User Manual Privacy Policy Disclaimer Contact us
  Advanced SearchBrowse

Item

ITEM ACTIONSEXPORT

Released

Journal Article

Structural Long-Term Changes at Mushroom Body Input Synapses

MPS-Authors
/persons/resource/persons38944

Kremer,  M. C.
Research Group: Dendrite Differentiation / Tavosanis, MPI of Neurobiology, Max Planck Society;

/persons/resource/persons38964

Leiss,  F.
Research Group: Dendrite Differentiation / Tavosanis, MPI of Neurobiology, Max Planck Society;

/persons/resource/persons38930

Knapek,  S.
Research Group: Dendrite Differentiation / Tavosanis, MPI of Neurobiology, Max Planck Society;

/persons/resource/persons38838

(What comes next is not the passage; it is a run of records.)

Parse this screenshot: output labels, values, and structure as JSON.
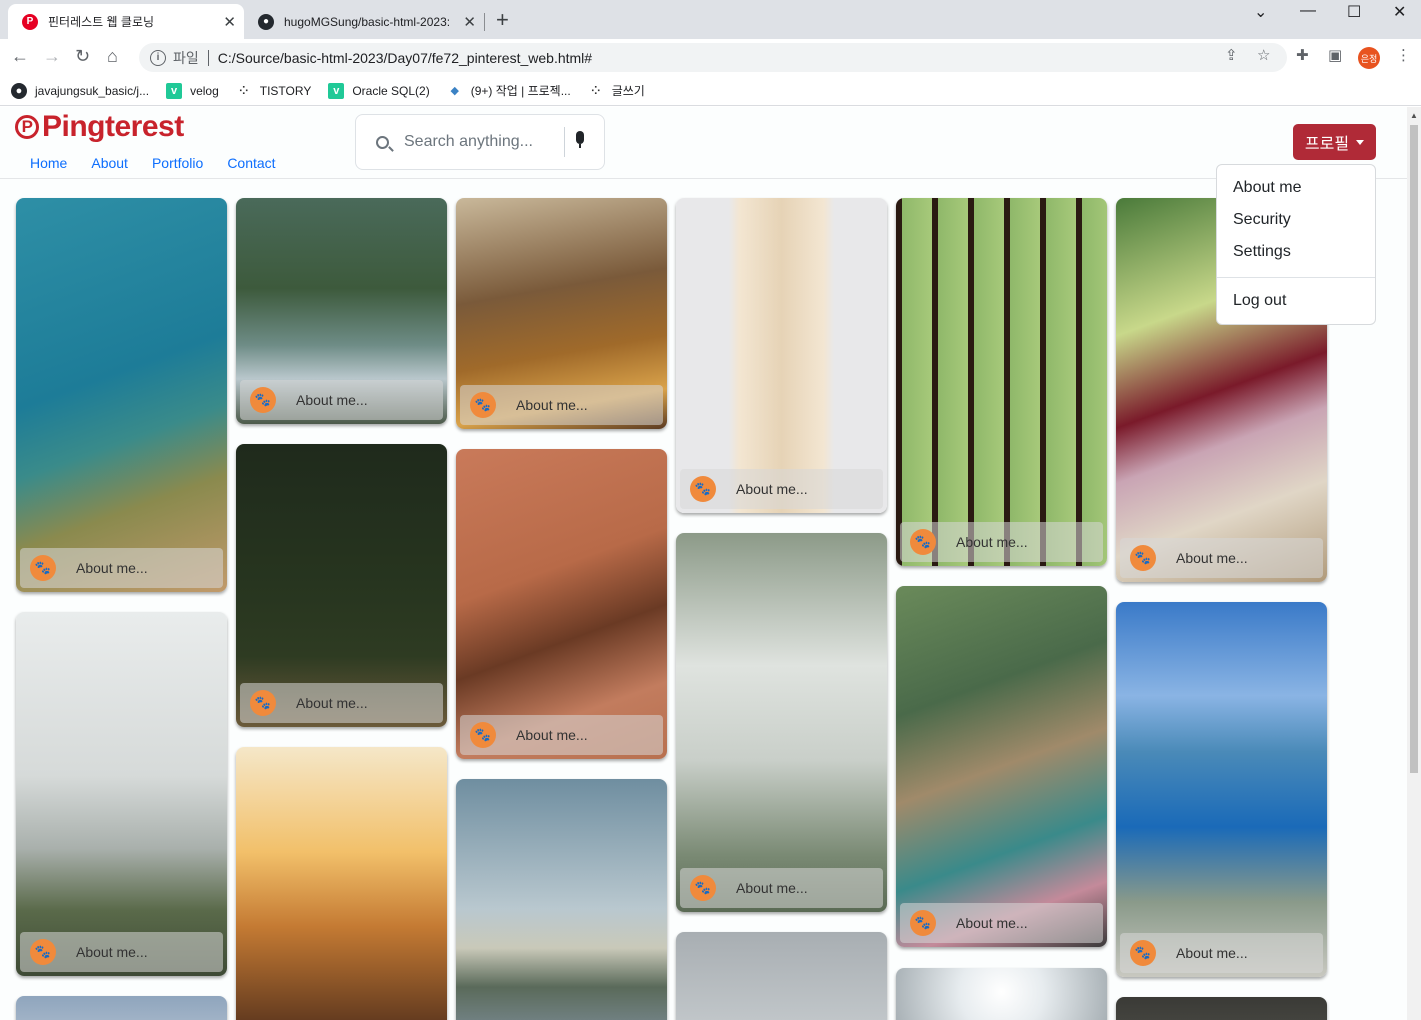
{
  "browser": {
    "tabs": [
      {
        "title": "핀터레스트 웹 클로닝",
        "icon": "pinterest-icon",
        "active": true
      },
      {
        "title": "hugoMGSung/basic-html-2023:",
        "icon": "github-icon",
        "active": false
      }
    ],
    "url_scheme": "파일",
    "url": "C:/Source/basic-html-2023/Day07/fe72_pinterest_web.html#",
    "profile_initials": "은정",
    "bookmarks": [
      {
        "label": "javajungsuk_basic/j...",
        "icon": "github-icon"
      },
      {
        "label": "velog",
        "icon": "velog-icon"
      },
      {
        "label": "TISTORY",
        "icon": "tistory-icon"
      },
      {
        "label": "Oracle SQL(2)",
        "icon": "velog-icon"
      },
      {
        "label": "(9+) 작업 | 프로젝...",
        "icon": "whale-icon"
      },
      {
        "label": "글쓰기",
        "icon": "tistory-icon"
      }
    ]
  },
  "site": {
    "logo_text": "Pingterest",
    "brand_color": "#c8232c",
    "nav": [
      "Home",
      "About",
      "Portfolio",
      "Contact"
    ],
    "search_placeholder": "Search anything...",
    "profile_button": "프로필",
    "dropdown": [
      "About me",
      "Security",
      "Settings",
      "Log out"
    ]
  },
  "cards": {
    "caption": "About me...",
    "columns": [
      [
        {
          "image": "coastal-cliff-ocean",
          "caption_visible": true
        },
        {
          "image": "misty-mountain-cliff",
          "caption_visible": true
        },
        {
          "image": "cloudy-sky",
          "caption_visible": false
        }
      ],
      [
        {
          "image": "forest-stream",
          "caption_visible": true
        },
        {
          "image": "night-sky-fence",
          "caption_visible": true
        },
        {
          "image": "sunset-city-traffic",
          "caption_visible": false
        }
      ],
      [
        {
          "image": "autumn-leaves-forest",
          "caption_visible": true
        },
        {
          "image": "camera-tea-table",
          "caption_visible": true
        },
        {
          "image": "lake-horizon",
          "caption_visible": false
        }
      ],
      [
        {
          "image": "white-staircase",
          "caption_visible": true
        },
        {
          "image": "foggy-forest-hiker",
          "caption_visible": true
        },
        {
          "image": "misty-grey",
          "caption_visible": false
        }
      ],
      [
        {
          "image": "window-greenery",
          "caption_visible": true
        },
        {
          "image": "floating-market",
          "caption_visible": true
        },
        {
          "image": "bright-sun-clouds",
          "caption_visible": false
        }
      ],
      [
        {
          "image": "red-onion-peppercorns",
          "caption_visible": true
        },
        {
          "image": "fjord-cliff",
          "caption_visible": true
        },
        {
          "image": "dark-photo",
          "caption_visible": false
        }
      ]
    ]
  }
}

Förstner,  F.
Department: Systems and Computational Neurobiology / Borst, MPI of Neurobiology, Max Planck Society;

/persons/resource/persons39095

Tavosanis,  G.
Research Group: Dendrite Differentiation / Tavosanis, MPI of Neurobiology, Max Planck Society;

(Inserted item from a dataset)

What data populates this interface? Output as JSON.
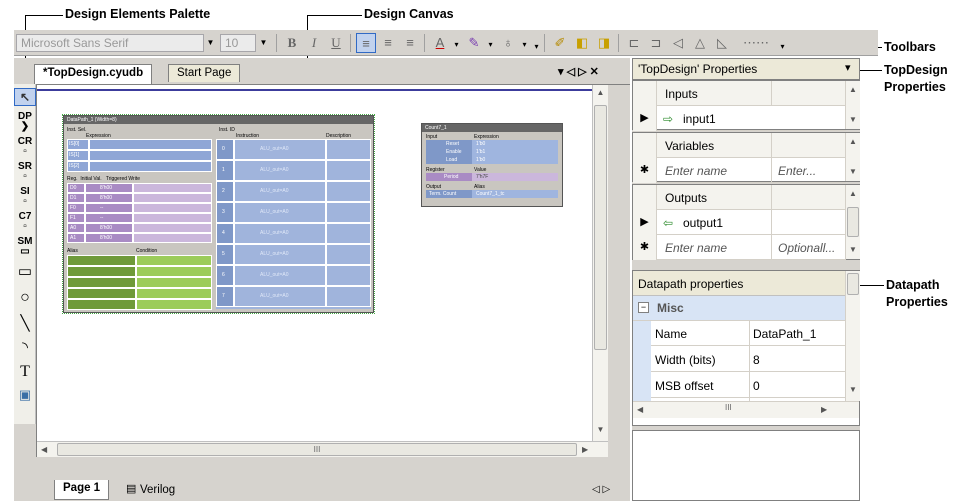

External Ressource
No external resources are shared
Fulltext (public)
There are no public fulltexts stored in PuRe
Supplementary Material (public)
There is no public supplementary material available
Citation

Kremer, M. C., Christiansen, F., Leiss, F., Paehler, M., Knapek, S., Andlauer, T. F. M., et al. (2010). Structural Long-Term Changes at Mushroom Body Input Synapses. Current Biology, 20(21), 1938-1944.


Cite as: http://hdl.handle.net/11858/00-001M-0000-0012-1F53-3
Abstract
How does the sensory environment shape circuit organization in higher brain centers? Here we have addressed the dependence on activity of a defined circuit within the mushroom body of adult Drosophila. This is a brain region receiving olfactory information and involved in long-term associative memory formation [1]. The main mushroom body input region, named the calyx, undergoes volumetric changes correlated with alterations of experience [2-5]. However, the underlying modifications at the cellular level remained unclear. Within the calyx, the clawed dendritic endings of mushroom body Kenyon cells form microglomeruli, distinct synaptic complexes with the presynaptic boutons of olfactory projection neurons [6, 7]. We developed tools for high-resolution imaging of pre- and postsynaptic compartments of defined calycal microglomeruli. Here we show that preventing firing of action potentials or synaptic transmission in a small, identified fraction of projection neurons causes alterations in the size, number, and active zone density of the microglomeruli formed by these neurons. These data provide clear evidence for activity-dependent organization of a circuit within the adult brain of the fly.